THE DATA =
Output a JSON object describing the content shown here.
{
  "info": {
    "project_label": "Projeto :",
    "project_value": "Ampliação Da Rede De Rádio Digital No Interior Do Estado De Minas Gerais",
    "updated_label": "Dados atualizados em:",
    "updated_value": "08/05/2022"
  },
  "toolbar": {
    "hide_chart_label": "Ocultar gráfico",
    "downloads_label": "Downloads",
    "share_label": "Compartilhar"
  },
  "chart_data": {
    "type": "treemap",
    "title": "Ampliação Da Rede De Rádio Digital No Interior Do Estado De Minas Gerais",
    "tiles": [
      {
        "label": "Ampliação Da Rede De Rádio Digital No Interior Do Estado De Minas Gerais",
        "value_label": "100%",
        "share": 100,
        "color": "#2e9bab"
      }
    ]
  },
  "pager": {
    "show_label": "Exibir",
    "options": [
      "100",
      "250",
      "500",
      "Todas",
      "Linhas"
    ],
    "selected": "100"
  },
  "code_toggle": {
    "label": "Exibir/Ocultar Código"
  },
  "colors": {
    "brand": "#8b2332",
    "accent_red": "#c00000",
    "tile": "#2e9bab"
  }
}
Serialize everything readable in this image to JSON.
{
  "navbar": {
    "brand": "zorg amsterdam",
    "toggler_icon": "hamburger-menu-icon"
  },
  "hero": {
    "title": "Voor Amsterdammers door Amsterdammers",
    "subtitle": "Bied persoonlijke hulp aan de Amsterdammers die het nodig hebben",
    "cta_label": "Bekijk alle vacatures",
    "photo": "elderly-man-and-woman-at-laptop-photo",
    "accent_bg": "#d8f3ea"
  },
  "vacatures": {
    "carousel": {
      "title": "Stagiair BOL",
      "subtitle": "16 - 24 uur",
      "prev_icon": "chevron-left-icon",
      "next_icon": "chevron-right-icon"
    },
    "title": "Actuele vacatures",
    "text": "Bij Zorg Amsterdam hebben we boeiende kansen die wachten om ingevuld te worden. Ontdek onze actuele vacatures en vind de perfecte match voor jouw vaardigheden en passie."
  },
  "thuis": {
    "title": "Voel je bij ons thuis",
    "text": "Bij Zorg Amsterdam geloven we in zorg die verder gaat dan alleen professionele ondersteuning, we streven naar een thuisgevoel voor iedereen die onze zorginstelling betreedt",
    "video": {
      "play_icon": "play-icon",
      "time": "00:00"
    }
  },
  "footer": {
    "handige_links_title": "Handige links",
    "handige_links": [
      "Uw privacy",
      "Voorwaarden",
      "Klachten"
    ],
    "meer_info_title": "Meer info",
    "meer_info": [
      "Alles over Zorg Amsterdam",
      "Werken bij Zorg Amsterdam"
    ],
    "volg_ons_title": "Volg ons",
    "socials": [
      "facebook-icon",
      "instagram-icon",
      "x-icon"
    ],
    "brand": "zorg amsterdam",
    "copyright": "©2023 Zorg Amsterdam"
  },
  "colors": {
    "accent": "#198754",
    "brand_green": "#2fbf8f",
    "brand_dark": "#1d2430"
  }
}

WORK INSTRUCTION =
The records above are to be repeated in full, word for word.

EXERCISE SOLUTION =
Output a JSON object describing the content shown here.
{
  "info": {
    "project_label": "Projeto :",
    "project_value": "Ampliação Da Rede De Rádio Digital No Interior Do Estado De Minas Gerais",
    "updated_label": "Dados atualizados em:",
    "updated_value": "08/05/2022"
  },
  "toolbar": {
    "hide_chart_label": "Ocultar gráfico",
    "downloads_label": "Downloads",
    "share_label": "Compartilhar"
  },
  "chart_data": {
    "type": "treemap",
    "title": "Ampliação Da Rede De Rádio Digital No Interior Do Estado De Minas Gerais",
    "tiles": [
      {
        "label": "Ampliação Da Rede De Rádio Digital No Interior Do Estado De Minas Gerais",
        "value_label": "100%",
        "share": 100,
        "color": "#2e9bab"
      }
    ]
  },
  "pager": {
    "show_label": "Exibir",
    "options": [
      "100",
      "250",
      "500",
      "Todas",
      "Linhas"
    ],
    "selected": "100"
  },
  "code_toggle": {
    "label": "Exibir/Ocultar Código"
  },
  "colors": {
    "brand": "#8b2332",
    "accent_red": "#c00000",
    "tile": "#2e9bab"
  }
}
Serialize everything readable in this image to JSON.
{
  "navbar": {
    "brand": "zorg amsterdam",
    "toggler_icon": "hamburger-menu-icon"
  },
  "hero": {
    "title": "Voor Amsterdammers door Amsterdammers",
    "subtitle": "Bied persoonlijke hulp aan de Amsterdammers die het nodig hebben",
    "cta_label": "Bekijk alle vacatures",
    "photo": "elderly-man-and-woman-at-laptop-photo",
    "accent_bg": "#d8f3ea"
  },
  "vacatures": {
    "carousel": {
      "title": "Stagiair BOL",
      "subtitle": "16 - 24 uur",
      "prev_icon": "chevron-left-icon",
      "next_icon": "chevron-right-icon"
    },
    "title": "Actuele vacatures",
    "text": "Bij Zorg Amsterdam hebben we boeiende kansen die wachten om ingevuld te worden. Ontdek onze actuele vacatures en vind de perfecte match voor jouw vaardigheden en passie."
  },
  "thuis": {
    "title": "Voel je bij ons thuis",
    "text": "Bij Zorg Amsterdam geloven we in zorg die verder gaat dan alleen professionele ondersteuning, we streven naar een thuisgevoel voor iedereen die onze zorginstelling betreedt",
    "video": {
      "play_icon": "play-icon",
      "time": "00:00"
    }
  },
  "footer": {
    "handige_links_title": "Handige links",
    "handige_links": [
      "Uw privacy",
      "Voorwaarden",
      "Klachten"
    ],
    "meer_info_title": "Meer info",
    "meer_info": [
      "Alles over Zorg Amsterdam",
      "Werken bij Zorg Amsterdam"
    ],
    "volg_ons_title": "Volg ons",
    "socials": [
      "facebook-icon",
      "instagram-icon",
      "x-icon"
    ],
    "brand": "zorg amsterdam",
    "copyright": "©2023 Zorg Amsterdam"
  },
  "colors": {
    "accent": "#198754",
    "brand_green": "#2fbf8f",
    "brand_dark": "#1d2430"
  }
}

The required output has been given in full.